Maya Angelou lived a life of extraordinary strength and intelligence. She was the first female Black director in Hollywood. She fought alongside Martin Luther King Jr. until his assassination, after being politically awakened by his moving speeches. She aided his civil right organisation, the Southern Christian Leadership Conference, by collecting funds through staging a revue. Angelou was also a companion of Malcolm X. The two developed the Organization of Afro-American Unity. She continued to inspire countless lives even after passing in 2014.
Angelou advocated for racial justice, inaugurated Bill Clinton, fought for same-sex marriage, and she was the only female editor of a newspaper, The Arab Observer. She fought for economic justice by demanding fair wages for workers and the abolition of poverty. Angelou’s writing was comprised of her experiences in regard to childhood trauma, sexual assault and racism. She wrote her own narrative; one that shows the beauty, intelligence and wit of both women and Black people. While her stories are painful, it is necessary that the young and old are acquainted with them and their messages. They depict a harsh reality of what Black people had to face, and still must face. Her writing is a continuous reminder of American society’s deeply evil past.
Now, she is featured on the U.S. quarter with arms wide open. I can’t think of a better pose for her than one that shows how free, brave, and unapologetic she was in doing the right thing. Angelou is the first of many in the American Women Quarters Program. The effort will also commemorate physicist and first woman astronaut Sally Ride, as well as the first female principal chief of the Cherokee Nation, Wilma Mankiller. The magnitude of the importance of these women, including Angelou, can be seen in the line of individuals featured on coins prior. It was all white men, and many of them were slave owners. It is time to strike out the names of all those who erased the Black narrative and create an environment where only those who deserve the appreciation receive it.
Angelou’s honesty and expertise in writing and art is essential in inspiring all ages. The power of language can turn the most ignorant hearts into empathizers. The beauty of art is that it shows different perspectives, it strengthens our will for change, and is one of the greatest weapons at our disposal.
While some may argue that this commemoration on a coin seems insignificant, this is no small feat in the battle for racial justice. All progression is good progression.
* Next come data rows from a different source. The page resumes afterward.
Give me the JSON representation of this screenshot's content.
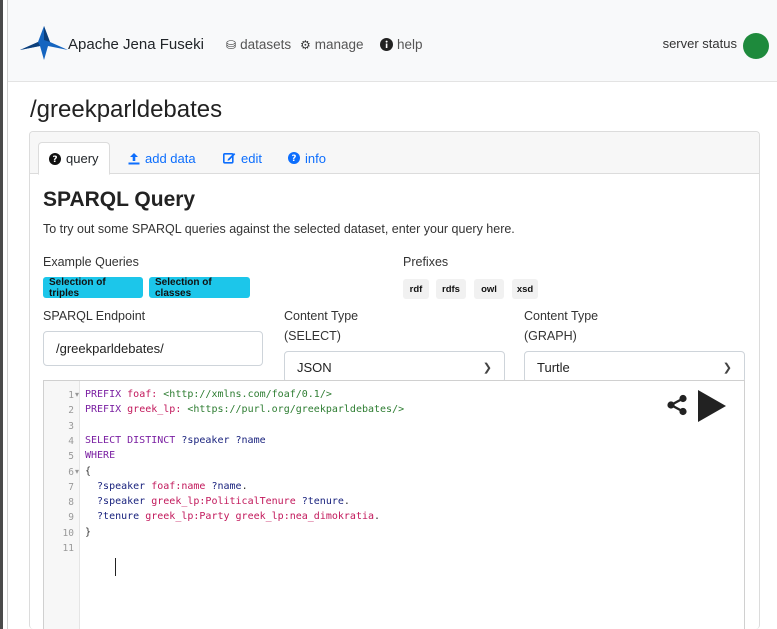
{
  "app": {
    "brand": "Apache Jena Fuseki",
    "server_status": "server status",
    "status_color": "#1e8a3c"
  },
  "nav": [
    {
      "icon": "database-icon",
      "label": "datasets"
    },
    {
      "icon": "gears-icon",
      "label": "manage"
    },
    {
      "icon": "info-circle-icon",
      "label": "help"
    }
  ],
  "dataset": {
    "title": "/greekparldebates"
  },
  "tabs": [
    {
      "icon": "question-circle-icon",
      "label": "query",
      "active": true
    },
    {
      "icon": "upload-icon",
      "label": "add data",
      "active": false
    },
    {
      "icon": "edit-icon",
      "label": "edit",
      "active": false
    },
    {
      "icon": "info-icon",
      "label": "info",
      "active": false
    }
  ],
  "query": {
    "title": "SPARQL Query",
    "intro": "To try out some SPARQL queries against the selected dataset, enter your query here.",
    "example_label": "Example Queries",
    "examples": [
      "Selection of triples",
      "Selection of classes"
    ],
    "prefixes_label": "Prefixes",
    "prefixes": [
      "rdf",
      "rdfs",
      "owl",
      "xsd"
    ],
    "endpoint_label": "SPARQL Endpoint",
    "endpoint_value": "/greekparldebates/",
    "ct_select_label_1": "Content Type",
    "ct_select_label_2": "(SELECT)",
    "ct_select_value": "JSON",
    "ct_graph_label_1": "Content Type",
    "ct_graph_label_2": "(GRAPH)",
    "ct_graph_value": "Turtle",
    "accent_color": "#1cc6ea"
  },
  "editor": {
    "line_numbers": [
      "1",
      "2",
      "3",
      "4",
      "5",
      "6",
      "7",
      "8",
      "9",
      "10",
      "11"
    ],
    "lines": [
      [
        [
          "kw",
          "PREFIX "
        ],
        [
          "pfx",
          "foaf: "
        ],
        [
          "iri",
          "<http://xmlns.com/foaf/0.1/>"
        ]
      ],
      [
        [
          "kw",
          "PREFIX "
        ],
        [
          "pfx",
          "greek_lp: "
        ],
        [
          "iri",
          "<https://purl.org/greekparldebates/>"
        ]
      ],
      [],
      [
        [
          "kw",
          "SELECT DISTINCT "
        ],
        [
          "var",
          "?speaker ?name"
        ]
      ],
      [
        [
          "kw",
          "WHERE"
        ]
      ],
      [
        [
          "pl",
          "{"
        ]
      ],
      [
        [
          "var",
          "  ?speaker "
        ],
        [
          "pfx",
          "foaf:name "
        ],
        [
          "var",
          "?name"
        ],
        [
          "pl",
          "."
        ]
      ],
      [
        [
          "var",
          "  ?speaker "
        ],
        [
          "pfx",
          "greek_lp:PoliticalTenure "
        ],
        [
          "var",
          "?tenure"
        ],
        [
          "pl",
          "."
        ]
      ],
      [
        [
          "var",
          "  ?tenure "
        ],
        [
          "pfx",
          "greek_lp:Party "
        ],
        [
          "pfx",
          "greek_lp:nea_dimokratia"
        ],
        [
          "pl",
          "."
        ]
      ],
      [
        [
          "pl",
          "}"
        ]
      ],
      []
    ]
  }
}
As a Middle Eastern Muslim woman who finds inspiration in writing, I look at Maya Angelou and see a woman who pushed the barriers forced upon her, on a literary, artistic, and social level. She took control of her future, but her work isn’t over. Racial injustice, ethnic cleansing, poverty, and prejudice—these are all things still prevalent within our society. Keeping her legacy alive empowers change.
Maya Angelou was a pivotal inspiration to women and Black people within the U.S. and outside of its borders. She pushed the boundaries of the rigid frameworks presented to her within the art world, and she executed her art to perfection. Maya Angelou risked her life for the sake of justice and truth. Truth remains consistent, and prevalent, and that which she fought for will always live longer than any of us will. She will remain the heart of justice.
Changing Leaves Columnist (Volume 49); Managing Editor (May–November, Volume 49) — Aia is a fourth-year student studying Psychology and completing a double minor in French and Philosophy. She became a Staff Writer for The Medium in the 2021-2022 publishing year and was determined the team couldn’t get rid of her so soon. In her spare time, she can be found café hopping in the hopes to find the best iced chai in the GTA, writing her weirdly complex thoughts down in her notes app, or taking a million pictures a day of her friends. Aia hopes that students find The Medium and feel the sense of belonging she has felt. You can connect with Aia on Linkedin.